Produce a verbatim copy of the data below that contains no pictures.

[[ Records supplied open ]]

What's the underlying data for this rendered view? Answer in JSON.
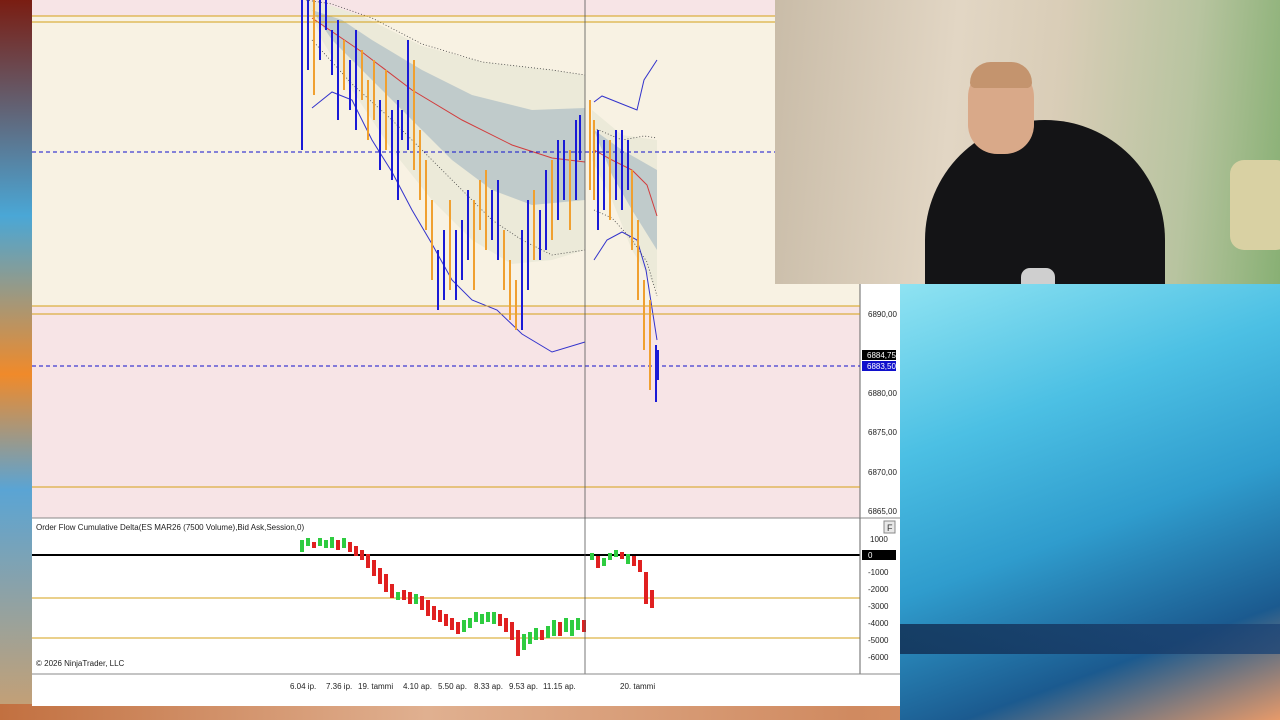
{
  "indicator": {
    "title": "Order Flow Cumulative Delta(ES MAR26 (7500 Volume),Bid Ask,Session,0)",
    "panel_button": "F"
  },
  "copyright": "© 2026 NinjaTrader, LLC",
  "price_axis": {
    "tick_labels": [
      "6890,00",
      "6880,00",
      "6875,00",
      "6870,00",
      "6865,00"
    ],
    "last_price_label": "6884,75",
    "bid_price_label": "6883,50"
  },
  "delta_axis": {
    "tick_labels": [
      "1000",
      "-1000",
      "-2000",
      "-3000",
      "-4000",
      "-5000",
      "-6000"
    ],
    "zero_label": "0"
  },
  "time_axis": {
    "tick_labels": [
      "6.04 ip.",
      "7.36 ip.",
      "19. tammi",
      "4.10 ap.",
      "5.50 ap.",
      "8.33 ap.",
      "9.53 ap.",
      "11.15 ap.",
      "20. tammi"
    ]
  },
  "colors": {
    "up_bar": "#f0a030",
    "down_bar": "#1a1ad6",
    "delta_up": "#2ecc40",
    "delta_down": "#e02020",
    "level_line": "#d4a017",
    "dashed_level": "#1010cc",
    "band_zone": "#f8f2e3",
    "pink_zone": "#f7e4e6"
  }
}
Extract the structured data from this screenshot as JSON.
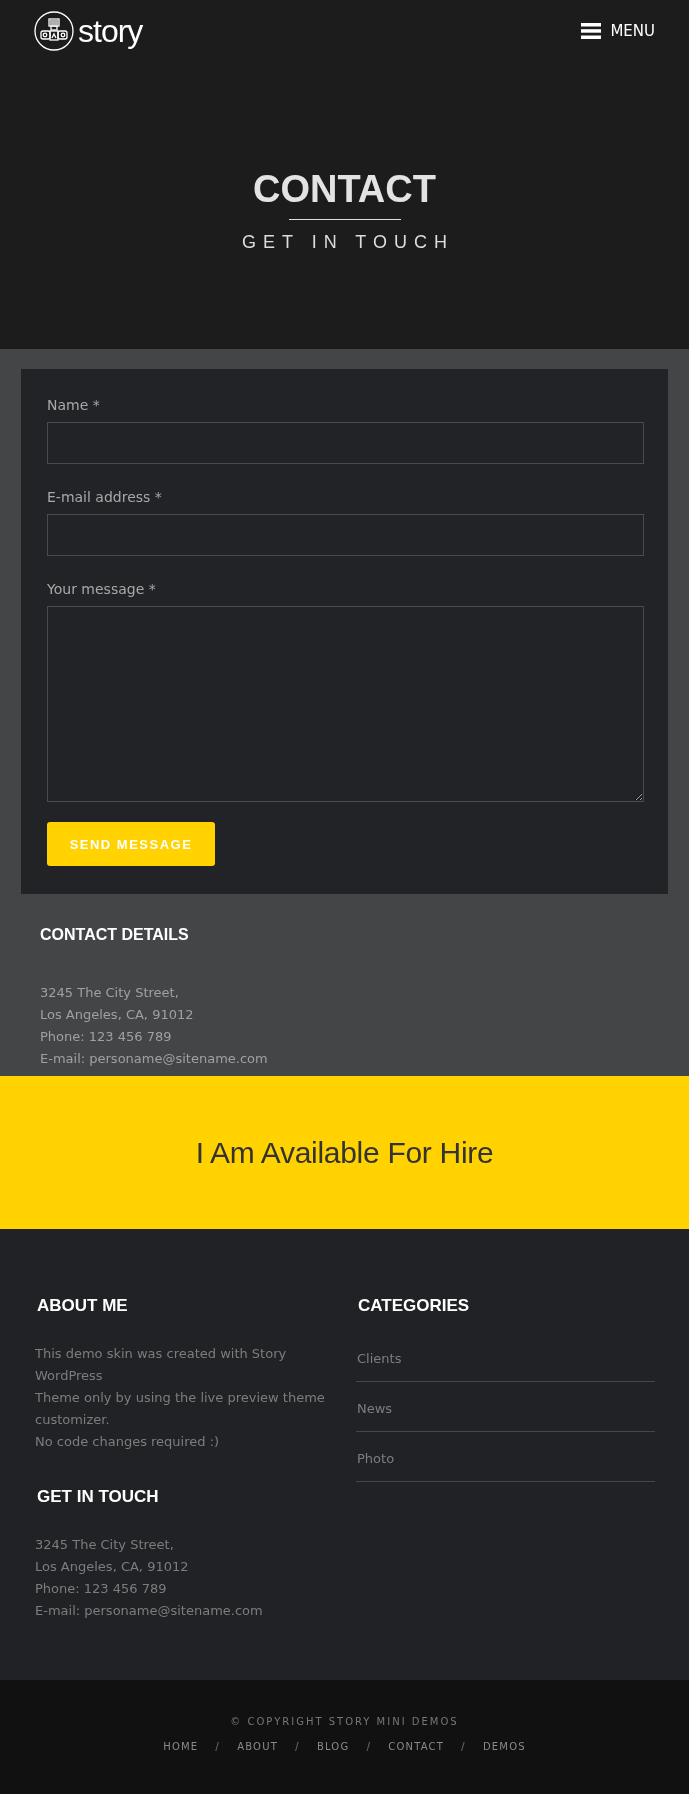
{
  "header": {
    "logo_text": "story",
    "menu_label": "MENU"
  },
  "hero": {
    "title": "CONTACT",
    "subtitle": "GET IN TOUCH"
  },
  "form": {
    "fields": [
      {
        "kind": "input",
        "label": "Name *"
      },
      {
        "kind": "input",
        "label": "E-mail address *"
      },
      {
        "kind": "textarea",
        "label": "Your message *"
      }
    ],
    "submit": "SEND MESSAGE"
  },
  "contact_details": {
    "title": "CONTACT DETAILS",
    "lines": [
      "3245 The City Street,",
      "Los Angeles, CA, 91012",
      "Phone: 123 456 789",
      "E-mail: personame@sitename.com"
    ]
  },
  "banner": {
    "text": "I Am Available For Hire"
  },
  "footer": {
    "about": {
      "title": "ABOUT ME",
      "lines": [
        "This demo skin was created with Story WordPress",
        "Theme only by using the live preview theme customizer.",
        "No code changes required :)"
      ]
    },
    "categories": {
      "title": "CATEGORIES",
      "items": [
        "Clients",
        "News",
        "Photo"
      ]
    },
    "get_in_touch": {
      "title": "GET IN TOUCH",
      "lines": [
        "3245 The City Street,",
        "Los Angeles, CA, 91012",
        "Phone: 123 456 789",
        "E-mail: personame@sitename.com"
      ]
    }
  },
  "bottom_bar": {
    "copyright": "© COPYRIGHT STORY MINI DEMOS",
    "nav": [
      {
        "kind": "link",
        "text": "HOME"
      },
      {
        "kind": "separator",
        "text": "/"
      },
      {
        "kind": "link",
        "text": "ABOUT"
      },
      {
        "kind": "separator",
        "text": "/"
      },
      {
        "kind": "link",
        "text": "BLOG"
      },
      {
        "kind": "separator",
        "text": "/"
      },
      {
        "kind": "link",
        "text": "CONTACT"
      },
      {
        "kind": "separator",
        "text": "/"
      },
      {
        "kind": "link",
        "text": "DEMOS"
      }
    ]
  }
}
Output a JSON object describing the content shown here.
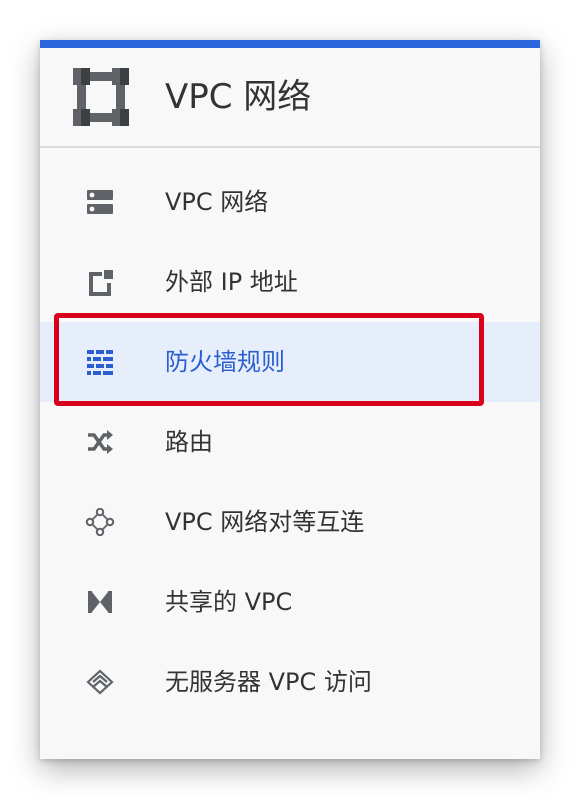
{
  "header": {
    "title": "VPC 网络",
    "icon": "vpc-network-logo-icon"
  },
  "nav": {
    "items": [
      {
        "label": "VPC 网络",
        "icon": "vpc-network-icon",
        "active": false
      },
      {
        "label": "外部 IP 地址",
        "icon": "external-ip-icon",
        "active": false
      },
      {
        "label": "防火墙规则",
        "icon": "firewall-icon",
        "active": true
      },
      {
        "label": "路由",
        "icon": "routes-icon",
        "active": false
      },
      {
        "label": "VPC 网络对等互连",
        "icon": "vpc-peering-icon",
        "active": false
      },
      {
        "label": "共享的 VPC",
        "icon": "shared-vpc-icon",
        "active": false
      },
      {
        "label": "无服务器 VPC 访问",
        "icon": "serverless-vpc-access-icon",
        "active": false
      }
    ]
  },
  "colors": {
    "accent": "#2d67de",
    "active_bg": "#e6eefb",
    "active_text": "#2b5fcf",
    "annotation": "#d9001b"
  }
}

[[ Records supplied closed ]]

• _Exercise answer_:
What's the underlying data for this rendered view? Answer in JSON.
{
  "indicator": {
    "title": "Order Flow Cumulative Delta(ES MAR26 (7500 Volume),Bid Ask,Session,0)",
    "panel_button": "F"
  },
  "copyright": "© 2026 NinjaTrader, LLC",
  "price_axis": {
    "tick_labels": [
      "6890,00",
      "6880,00",
      "6875,00",
      "6870,00",
      "6865,00"
    ],
    "last_price_label": "6884,75",
    "bid_price_label": "6883,50"
  },
  "delta_axis": {
    "tick_labels": [
      "1000",
      "-1000",
      "-2000",
      "-3000",
      "-4000",
      "-5000",
      "-6000"
    ],
    "zero_label": "0"
  },
  "time_axis": {
    "tick_labels": [
      "6.04 ip.",
      "7.36 ip.",
      "19. tammi",
      "4.10 ap.",
      "5.50 ap.",
      "8.33 ap.",
      "9.53 ap.",
      "11.15 ap.",
      "20. tammi"
    ]
  },
  "colors": {
    "up_bar": "#f0a030",
    "down_bar": "#1a1ad6",
    "delta_up": "#2ecc40",
    "delta_down": "#e02020",
    "level_line": "#d4a017",
    "dashed_level": "#1010cc",
    "band_zone": "#f8f2e3",
    "pink_zone": "#f7e4e6"
  }
}
Extract the structured data from this screenshot as JSON.
{
  "header": {
    "logo_text": "story",
    "menu_label": "MENU"
  },
  "hero": {
    "title": "CONTACT",
    "subtitle": "GET IN TOUCH"
  },
  "form": {
    "fields": [
      {
        "kind": "input",
        "label": "Name *"
      },
      {
        "kind": "input",
        "label": "E-mail address *"
      },
      {
        "kind": "textarea",
        "label": "Your message *"
      }
    ],
    "submit": "SEND MESSAGE"
  },
  "contact_details": {
    "title": "CONTACT DETAILS",
    "lines": [
      "3245 The City Street,",
      "Los Angeles, CA, 91012",
      "Phone: 123 456 789",
      "E-mail: personame@sitename.com"
    ]
  },
  "banner": {
    "text": "I Am Available For Hire"
  },
  "footer": {
    "about": {
      "title": "ABOUT ME",
      "lines": [
        "This demo skin was created with Story WordPress",
        "Theme only by using the live preview theme customizer.",
        "No code changes required :)"
      ]
    },
    "categories": {
      "title": "CATEGORIES",
      "items": [
        "Clients",
        "News",
        "Photo"
      ]
    },
    "get_in_touch": {
      "title": "GET IN TOUCH",
      "lines": [
        "3245 The City Street,",
        "Los Angeles, CA, 91012",
        "Phone: 123 456 789",
        "E-mail: personame@sitename.com"
      ]
    }
  },
  "bottom_bar": {
    "copyright": "© COPYRIGHT STORY MINI DEMOS",
    "nav": [
      {
        "kind": "link",
        "text": "HOME"
      },
      {
        "kind": "separator",
        "text": "/"
      },
      {
        "kind": "link",
        "text": "ABOUT"
      },
      {
        "kind": "separator",
        "text": "/"
      },
      {
        "kind": "link",
        "text": "BLOG"
      },
      {
        "kind": "separator",
        "text": "/"
      },
      {
        "kind": "link",
        "text": "CONTACT"
      },
      {
        "kind": "separator",
        "text": "/"
      },
      {
        "kind": "link",
        "text": "DEMOS"
      }
    ]
  }
}
Output a JSON object describing the content shown here.
{
  "header": {
    "title": "VPC 网络",
    "icon": "vpc-network-logo-icon"
  },
  "nav": {
    "items": [
      {
        "label": "VPC 网络",
        "icon": "vpc-network-icon",
        "active": false
      },
      {
        "label": "外部 IP 地址",
        "icon": "external-ip-icon",
        "active": false
      },
      {
        "label": "防火墙规则",
        "icon": "firewall-icon",
        "active": true
      },
      {
        "label": "路由",
        "icon": "routes-icon",
        "active": false
      },
      {
        "label": "VPC 网络对等互连",
        "icon": "vpc-peering-icon",
        "active": false
      },
      {
        "label": "共享的 VPC",
        "icon": "shared-vpc-icon",
        "active": false
      },
      {
        "label": "无服务器 VPC 访问",
        "icon": "serverless-vpc-access-icon",
        "active": false
      }
    ]
  },
  "colors": {
    "accent": "#2d67de",
    "active_bg": "#e6eefb",
    "active_text": "#2b5fcf",
    "annotation": "#d9001b"
  }
}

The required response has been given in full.